...I first saw Robert Mugabe in the flesh at a UN Earth Summit in Johannesburg in 2002. His arrival on the podium was preceded by US defence secretary Colin Powell, who was booed and jeered, and by Tony Blair, who met with similar indignities. Mugabe, on the other hand, was greeted by a tumultuous standing ovation. I wrote it off as a passing fad. At the time, black power fanatics were still pumped up over Mugabe’s ethnic cleansing of white farmers, and one assumed their enthusiasm would wear off once the consequences of Mugabe’s folly manifested themselves.
Not so. By 2004, Zimbabwe’s economy was in freefall and his subjects were growing hungry, but Mugabe was more popular than ever. No, not in Zimbabwe. His fans were black people elsewhere. He received standing ovations in many African capitals, and at President Mbeki’s 2004 swearing-in ceremony. By then, it was clear that his ‘fast-track land-reform programme’ had not significantly reversed his unpopularity at home, and he had already taken to bludgeoning black opponents and rigging elections in order to stay in power. His black supporters didn’t care. Mugabe was giving the whites hell. Mugabe was therefore a hero. ‘Mugabe is speaking for black people worldwide,’ wrote the Johannesburg commentator Harry Mashabela.
One assumed this accounted for the Mbeki administration’s reluctance to criticise Mugabe in public. We were told that the situation in Zimbabwe was delicate, and that ‘quiet diplomacy’ offered the best shot at staving off anarchy. For a while this seemed plausible, but in time it became clear that quiet diplomacy was mostly a cover for covert support. When Western members of the Commonwealth moved to expel Mugabe, South Africa helped block them. South Africa also thwarted attempts to place his atrocities on the agenda at the UN Security Council and the UN Human Rights Committee. Meanwhile, the rape of Zimbabwe gained momentum, and Mugabe’s popularity swelled to rock-star proportions. Last year, the cocky little psychopath informed an audience of African-American New Yorkers that his rule had created ‘an unprecedented era of peace and tranquillity’ back home. They gave him a standing ovation.
One understands the wounds of history, but even so one believed there would come a day when Mugabe’s militant fans realised their behaviour was restoring the reputation of Ian Smith, who prophesised that Rhodesia would be ‘buggered’ if the black took over. By the beginning of this year, Smith was utterly vindicated. Eight out of ten Zimbabweans were jobless, and those who had work were screwed anyway, because inflation was 2,200 per cent and they couldn’t afford anything. Hospitals and schools were collapsing, factories closing. Millions were facing starvation. In a report for the Sunday Times four months ago R.W. Johnson interviewed a game ranger who said Zimbabwe’s hyenas were developing a taste for human flesh, the result of scavenging on corpses ‘cast into collective pits like cattle’. He concluded that Mugabe’s misrule had resulted in as many as two million deaths — twice as many as perished in the Rwandan genocide — and that ‘the number is now heading into regions previously explored only by Stalin, Mao and Adolf Eichmann.’

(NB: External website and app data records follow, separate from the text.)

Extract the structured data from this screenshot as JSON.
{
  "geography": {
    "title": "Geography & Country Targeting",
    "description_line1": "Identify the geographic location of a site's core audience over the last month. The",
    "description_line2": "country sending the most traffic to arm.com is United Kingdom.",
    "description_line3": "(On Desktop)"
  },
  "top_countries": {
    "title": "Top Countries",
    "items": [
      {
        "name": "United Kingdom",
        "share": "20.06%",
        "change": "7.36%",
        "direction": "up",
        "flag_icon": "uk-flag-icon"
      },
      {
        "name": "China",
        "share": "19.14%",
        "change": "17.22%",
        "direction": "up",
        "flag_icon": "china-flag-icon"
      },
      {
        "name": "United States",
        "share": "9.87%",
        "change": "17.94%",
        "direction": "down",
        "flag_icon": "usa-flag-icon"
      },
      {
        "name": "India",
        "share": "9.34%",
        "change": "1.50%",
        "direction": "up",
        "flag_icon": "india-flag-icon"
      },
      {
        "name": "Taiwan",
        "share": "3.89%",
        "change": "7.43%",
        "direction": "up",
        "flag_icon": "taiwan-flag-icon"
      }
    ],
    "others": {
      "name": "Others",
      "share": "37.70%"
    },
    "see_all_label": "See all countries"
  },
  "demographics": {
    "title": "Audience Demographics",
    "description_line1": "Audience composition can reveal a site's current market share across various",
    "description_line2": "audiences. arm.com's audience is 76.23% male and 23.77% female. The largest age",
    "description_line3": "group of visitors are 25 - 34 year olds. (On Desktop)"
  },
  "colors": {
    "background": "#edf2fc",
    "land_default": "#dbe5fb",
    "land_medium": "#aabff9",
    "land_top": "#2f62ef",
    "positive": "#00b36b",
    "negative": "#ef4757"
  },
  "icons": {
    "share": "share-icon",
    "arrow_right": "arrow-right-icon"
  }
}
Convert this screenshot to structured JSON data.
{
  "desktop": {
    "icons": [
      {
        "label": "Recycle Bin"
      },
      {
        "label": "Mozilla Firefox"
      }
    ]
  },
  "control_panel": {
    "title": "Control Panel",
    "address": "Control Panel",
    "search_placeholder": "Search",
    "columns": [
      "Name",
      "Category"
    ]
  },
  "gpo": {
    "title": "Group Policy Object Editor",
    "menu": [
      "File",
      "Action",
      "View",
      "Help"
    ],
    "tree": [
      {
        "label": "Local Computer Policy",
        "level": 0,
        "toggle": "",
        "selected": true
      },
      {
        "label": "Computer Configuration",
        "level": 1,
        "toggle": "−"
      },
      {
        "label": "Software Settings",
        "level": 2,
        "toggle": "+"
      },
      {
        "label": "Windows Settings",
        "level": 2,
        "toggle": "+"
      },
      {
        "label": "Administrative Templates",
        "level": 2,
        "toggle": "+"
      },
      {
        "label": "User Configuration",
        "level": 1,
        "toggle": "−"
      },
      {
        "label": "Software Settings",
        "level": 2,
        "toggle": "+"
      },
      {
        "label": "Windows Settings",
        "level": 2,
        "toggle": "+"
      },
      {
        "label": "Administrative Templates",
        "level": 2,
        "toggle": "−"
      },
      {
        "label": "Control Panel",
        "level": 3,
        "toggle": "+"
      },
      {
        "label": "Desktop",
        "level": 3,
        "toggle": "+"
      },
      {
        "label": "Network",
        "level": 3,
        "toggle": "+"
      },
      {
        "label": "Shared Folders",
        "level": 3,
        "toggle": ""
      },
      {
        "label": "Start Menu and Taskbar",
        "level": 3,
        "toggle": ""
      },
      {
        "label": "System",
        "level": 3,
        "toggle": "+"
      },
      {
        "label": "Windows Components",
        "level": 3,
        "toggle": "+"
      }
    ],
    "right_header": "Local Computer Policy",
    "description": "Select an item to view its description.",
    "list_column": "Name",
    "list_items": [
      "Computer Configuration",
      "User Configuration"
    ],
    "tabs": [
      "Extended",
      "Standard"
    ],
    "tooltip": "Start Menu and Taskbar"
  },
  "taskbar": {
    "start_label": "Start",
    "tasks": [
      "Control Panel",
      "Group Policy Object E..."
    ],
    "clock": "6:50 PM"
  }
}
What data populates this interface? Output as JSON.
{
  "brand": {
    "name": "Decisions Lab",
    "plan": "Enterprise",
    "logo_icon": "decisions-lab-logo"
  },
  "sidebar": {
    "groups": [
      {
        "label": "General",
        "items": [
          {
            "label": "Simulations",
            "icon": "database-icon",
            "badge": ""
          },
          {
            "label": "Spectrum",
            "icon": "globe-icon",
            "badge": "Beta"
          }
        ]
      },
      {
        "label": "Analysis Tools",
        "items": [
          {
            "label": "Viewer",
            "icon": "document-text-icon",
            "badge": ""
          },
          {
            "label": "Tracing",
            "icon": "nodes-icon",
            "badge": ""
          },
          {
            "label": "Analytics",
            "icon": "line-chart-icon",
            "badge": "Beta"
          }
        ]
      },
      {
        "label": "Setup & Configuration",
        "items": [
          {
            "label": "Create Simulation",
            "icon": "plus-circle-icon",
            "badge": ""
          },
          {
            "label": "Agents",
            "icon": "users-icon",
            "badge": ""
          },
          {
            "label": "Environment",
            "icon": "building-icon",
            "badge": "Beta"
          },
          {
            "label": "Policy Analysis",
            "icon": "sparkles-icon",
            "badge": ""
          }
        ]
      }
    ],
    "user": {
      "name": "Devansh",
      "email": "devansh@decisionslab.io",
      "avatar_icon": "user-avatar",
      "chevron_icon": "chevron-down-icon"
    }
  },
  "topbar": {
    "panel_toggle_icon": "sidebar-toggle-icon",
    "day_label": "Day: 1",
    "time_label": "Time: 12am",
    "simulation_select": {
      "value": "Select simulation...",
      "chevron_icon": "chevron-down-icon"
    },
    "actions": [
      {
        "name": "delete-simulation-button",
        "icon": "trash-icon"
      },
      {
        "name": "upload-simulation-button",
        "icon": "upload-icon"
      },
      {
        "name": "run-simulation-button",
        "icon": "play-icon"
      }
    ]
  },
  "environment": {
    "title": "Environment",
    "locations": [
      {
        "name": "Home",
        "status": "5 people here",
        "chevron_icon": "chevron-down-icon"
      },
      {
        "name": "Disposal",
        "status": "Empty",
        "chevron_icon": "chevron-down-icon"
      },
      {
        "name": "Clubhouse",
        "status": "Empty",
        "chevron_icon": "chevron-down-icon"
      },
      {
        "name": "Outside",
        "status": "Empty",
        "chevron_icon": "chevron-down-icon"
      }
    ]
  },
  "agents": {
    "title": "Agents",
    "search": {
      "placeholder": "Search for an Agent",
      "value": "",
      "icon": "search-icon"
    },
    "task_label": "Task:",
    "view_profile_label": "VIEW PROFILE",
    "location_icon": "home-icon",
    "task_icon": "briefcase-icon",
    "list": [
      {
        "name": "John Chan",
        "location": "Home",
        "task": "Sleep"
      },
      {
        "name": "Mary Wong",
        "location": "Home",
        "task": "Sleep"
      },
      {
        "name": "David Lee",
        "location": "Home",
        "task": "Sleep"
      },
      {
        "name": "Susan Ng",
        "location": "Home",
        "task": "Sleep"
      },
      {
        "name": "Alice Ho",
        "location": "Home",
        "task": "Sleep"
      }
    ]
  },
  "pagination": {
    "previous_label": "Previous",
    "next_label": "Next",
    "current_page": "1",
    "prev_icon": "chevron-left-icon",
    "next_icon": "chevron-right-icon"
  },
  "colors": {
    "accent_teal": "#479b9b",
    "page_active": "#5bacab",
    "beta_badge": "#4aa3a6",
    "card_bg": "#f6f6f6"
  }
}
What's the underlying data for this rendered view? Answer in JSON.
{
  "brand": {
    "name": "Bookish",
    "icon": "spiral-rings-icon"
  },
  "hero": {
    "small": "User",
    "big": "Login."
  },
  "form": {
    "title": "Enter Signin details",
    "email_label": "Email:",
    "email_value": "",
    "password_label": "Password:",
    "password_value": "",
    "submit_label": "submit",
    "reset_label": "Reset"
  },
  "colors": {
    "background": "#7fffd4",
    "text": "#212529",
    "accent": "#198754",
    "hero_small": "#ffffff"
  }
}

It was against this backdrop that the UN’s Commission on Sustainable Development met to elect a new leader last Friday. The chair of this body rotates between regions; this year it fell to Africa to make an appointment, and African countries were bent on installing Mugabe’s man. Western diplomats initially thought this was some sort of joke, but as the day passed, it emerged that Africans were indeed of the opinion that a body dedicated to fostering development could credibly be chaired by a murderous regime that had reduced a once-thriving nation to absolute penury. The West was dumbfounded. ‘Beyond parody,’ said an Australian newspaper columnist. ‘Appalling,’ said his Prime Minister, John Howard. ‘Preposterous,’ said the American human rights lobby Freedom House. But Africans wangled support from Latin America and their motion was carried...
This Spectator (U.K.) article by Rian Malan will undoubtedly infuriate you. I certainly hope so anyway and, I'm sure, Mr. Malan desires the same end. Why? To underscore once again the irrational "death wish" of Western civilization and to prompt people like you and I to oppose the injustice, the violence and the threat to moral sanity represented by thugs like Mugabe and, yes, the type of dutiful dupes Malan describes in this edgy, excellent piece.